Unfortunately, Night of the Living Dead was Keith’s one and only film credit. Unable to further his acting career, he started another band, Ronnie and the Jestors, that proved successful. But in 1980, he abandoned show business entirely and became a chiropractor, setting up his practice in Cary, North Carolina. Now known as Dr. R. Keith Hartman, he also wrote a regular column for a weightlifting magazine.
Keith, however, fought a hidden battle with depression for years. In 1995, after submitting his final paper — “How to Find Chiropractic Help for Bursitis and Tendinitis, Sternum Noises, Knee and Neck Care” — for publication, Keith committed suicide. He was 50 years old.
What if Hollywood followed the Andy Hardy series with Mean Girls?
Nothing beats a close shave.
Dr. Griffith discovered the secret… and it made him crazy. This is my final illustration for #inktober.
Wayland Flowers began making puppets by hand. A shy child, he was able to express himself through his puppets.

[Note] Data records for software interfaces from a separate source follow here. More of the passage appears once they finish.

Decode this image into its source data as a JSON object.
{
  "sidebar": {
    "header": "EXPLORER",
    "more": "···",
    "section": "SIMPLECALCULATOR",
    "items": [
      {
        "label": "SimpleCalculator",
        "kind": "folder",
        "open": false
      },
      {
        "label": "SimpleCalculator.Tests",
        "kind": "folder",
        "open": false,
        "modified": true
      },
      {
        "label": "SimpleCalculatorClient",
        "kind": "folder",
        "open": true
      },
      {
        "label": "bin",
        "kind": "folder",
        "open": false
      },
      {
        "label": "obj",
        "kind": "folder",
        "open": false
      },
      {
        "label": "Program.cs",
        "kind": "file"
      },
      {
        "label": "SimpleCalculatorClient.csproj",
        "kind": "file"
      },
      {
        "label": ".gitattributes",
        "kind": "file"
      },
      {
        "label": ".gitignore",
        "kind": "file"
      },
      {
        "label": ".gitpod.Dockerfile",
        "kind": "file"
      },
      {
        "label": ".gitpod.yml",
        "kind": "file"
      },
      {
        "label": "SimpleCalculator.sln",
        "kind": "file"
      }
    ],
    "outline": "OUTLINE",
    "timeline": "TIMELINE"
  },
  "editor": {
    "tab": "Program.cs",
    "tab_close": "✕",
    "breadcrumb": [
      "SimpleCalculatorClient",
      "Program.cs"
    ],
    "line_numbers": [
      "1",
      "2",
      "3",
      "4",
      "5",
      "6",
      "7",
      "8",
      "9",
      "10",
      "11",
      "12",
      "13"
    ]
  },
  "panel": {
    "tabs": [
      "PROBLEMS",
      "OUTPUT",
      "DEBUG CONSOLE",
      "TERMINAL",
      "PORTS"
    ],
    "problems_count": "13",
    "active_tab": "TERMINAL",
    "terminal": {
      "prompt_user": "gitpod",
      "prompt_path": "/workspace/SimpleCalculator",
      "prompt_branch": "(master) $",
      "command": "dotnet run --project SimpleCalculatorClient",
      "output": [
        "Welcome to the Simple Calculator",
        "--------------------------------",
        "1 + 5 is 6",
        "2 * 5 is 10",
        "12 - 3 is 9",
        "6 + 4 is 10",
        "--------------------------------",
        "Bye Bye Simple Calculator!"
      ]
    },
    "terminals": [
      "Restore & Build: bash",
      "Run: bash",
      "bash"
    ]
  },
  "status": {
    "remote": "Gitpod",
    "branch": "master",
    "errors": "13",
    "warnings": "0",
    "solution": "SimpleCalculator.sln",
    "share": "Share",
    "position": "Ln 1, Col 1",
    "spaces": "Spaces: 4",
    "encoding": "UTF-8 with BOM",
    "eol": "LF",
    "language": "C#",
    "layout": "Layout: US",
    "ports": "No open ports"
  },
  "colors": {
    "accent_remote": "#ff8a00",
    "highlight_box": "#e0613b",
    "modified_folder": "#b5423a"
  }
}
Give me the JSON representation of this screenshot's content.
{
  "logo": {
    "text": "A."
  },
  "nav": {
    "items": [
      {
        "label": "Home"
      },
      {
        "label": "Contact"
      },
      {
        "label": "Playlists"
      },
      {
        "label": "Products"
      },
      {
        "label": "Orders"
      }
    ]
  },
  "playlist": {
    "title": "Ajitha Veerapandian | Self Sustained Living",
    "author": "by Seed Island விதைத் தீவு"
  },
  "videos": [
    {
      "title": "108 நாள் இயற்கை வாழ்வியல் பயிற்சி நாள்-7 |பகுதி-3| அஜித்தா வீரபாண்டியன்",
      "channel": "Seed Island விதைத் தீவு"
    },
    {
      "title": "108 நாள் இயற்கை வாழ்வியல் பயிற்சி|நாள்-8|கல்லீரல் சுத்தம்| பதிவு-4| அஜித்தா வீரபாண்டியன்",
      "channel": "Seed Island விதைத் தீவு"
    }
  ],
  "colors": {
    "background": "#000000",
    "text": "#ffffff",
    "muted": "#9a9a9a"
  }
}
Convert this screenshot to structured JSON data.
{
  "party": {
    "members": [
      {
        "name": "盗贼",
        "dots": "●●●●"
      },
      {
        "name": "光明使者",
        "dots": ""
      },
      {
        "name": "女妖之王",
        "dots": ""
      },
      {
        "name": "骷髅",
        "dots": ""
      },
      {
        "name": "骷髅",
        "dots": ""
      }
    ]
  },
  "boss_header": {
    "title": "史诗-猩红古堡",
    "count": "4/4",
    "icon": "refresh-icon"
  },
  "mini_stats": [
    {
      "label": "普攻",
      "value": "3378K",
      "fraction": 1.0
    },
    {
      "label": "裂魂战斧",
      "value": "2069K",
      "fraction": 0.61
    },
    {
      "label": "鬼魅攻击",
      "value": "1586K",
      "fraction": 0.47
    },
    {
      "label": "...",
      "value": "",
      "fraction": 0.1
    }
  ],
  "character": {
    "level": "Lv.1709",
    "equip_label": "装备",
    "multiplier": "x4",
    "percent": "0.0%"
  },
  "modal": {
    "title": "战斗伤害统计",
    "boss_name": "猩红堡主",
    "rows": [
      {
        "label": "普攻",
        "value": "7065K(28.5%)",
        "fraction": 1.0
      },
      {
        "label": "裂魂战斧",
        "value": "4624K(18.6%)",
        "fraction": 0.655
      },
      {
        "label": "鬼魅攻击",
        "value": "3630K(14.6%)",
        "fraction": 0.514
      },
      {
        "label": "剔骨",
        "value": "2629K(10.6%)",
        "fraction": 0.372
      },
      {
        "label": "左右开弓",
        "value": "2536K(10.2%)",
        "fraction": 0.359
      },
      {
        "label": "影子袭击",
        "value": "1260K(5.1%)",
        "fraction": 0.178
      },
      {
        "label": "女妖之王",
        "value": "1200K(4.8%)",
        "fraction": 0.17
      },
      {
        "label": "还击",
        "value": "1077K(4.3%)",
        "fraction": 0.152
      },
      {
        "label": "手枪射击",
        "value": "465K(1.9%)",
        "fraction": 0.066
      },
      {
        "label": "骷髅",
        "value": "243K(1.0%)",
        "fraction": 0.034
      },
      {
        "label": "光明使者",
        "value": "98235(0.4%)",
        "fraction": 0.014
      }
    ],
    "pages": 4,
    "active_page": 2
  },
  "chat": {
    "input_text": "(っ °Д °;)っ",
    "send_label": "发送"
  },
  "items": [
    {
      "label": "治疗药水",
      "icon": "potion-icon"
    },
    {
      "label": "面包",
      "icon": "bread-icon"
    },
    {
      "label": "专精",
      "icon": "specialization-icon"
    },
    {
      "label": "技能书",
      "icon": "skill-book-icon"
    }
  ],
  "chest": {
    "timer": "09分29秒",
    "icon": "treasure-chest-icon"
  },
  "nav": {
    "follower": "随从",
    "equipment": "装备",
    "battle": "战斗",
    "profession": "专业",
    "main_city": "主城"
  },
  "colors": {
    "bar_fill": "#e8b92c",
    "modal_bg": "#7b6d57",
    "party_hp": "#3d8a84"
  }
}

One in particular, a loudmouth, crass “old broad” named Madame was his favorite. He patterned the character after a restaurant hostess famous for her outrageous eye shadow and her extremely colorful language.
He landed his first professional job in a play called Kumquats, in which his creation took the persona of a foul-mouthed Mother Goose. When the play closed, Wayland traveled around the gay bars in New York City, telling jokes with Madame for drinks and tips. He decided to move to Hollywood to see how far this show biz life could take him.
Wayland and Madame made their television debut on the Andy Williams variety show, telling a toned down version of the brash routine he delivered in New York. Soon he was booked in Las Vegas showrooms and made numerous appearances on talk shows, movies, even doing his own Showtime special Madame in Manhattan. Wayland holds the distinction of answering the last question on the game show Hollywood Squares in its final incarnation with Peter Marshall as host. (Wayland had taken over the coveted “center square” after the late Paul Lynde.)
In 1983, Wayland and Madame starred in a syndicated sitcom called Madame’s Place. The show costarred Johnny Haymer (Sgt. Zale on M*A*S*H) as Madame’s butler, Susan Tolsky (Biddie on Here Come the Brides) as her secretary and Judy Landers (an excuse to get men to watch the show) as Madame’s niece. A young Corey Feldman appeared as Madame’s neighbor. The premise of the series was a behind-the-scenes look at a television talk show that Madame hosted. The series was canceled after one season. Wayland was never seen on camera. Almost immediately, Wayland joined the musical showcase series Solid Gold and stayed for four years.
Over the years, Wayland developed a heavy cocaine habit. It was reported that an incoherent Wayland was carried on and off the Solid Gold set on many occasions. His drug habit worsened and, to make things even worse, he was diagnosed with HIV. In 1988, Wayland collapsed on stage during a performance in Lake Tahoe. He died a few months later at the age of 48.
Ten years after Wayland’s death another puppeteer took the Madame character back to the stage. In October 2014, a Kickstarter campaign was launched to finance a comeback tour for Madame. The goal of $50,000 was met with less than ten percent. The Madame puppet is currently on display at The Center for Puppetry Arts in Atlanta.
What if the script for Ghostbusters was written in the 1930s?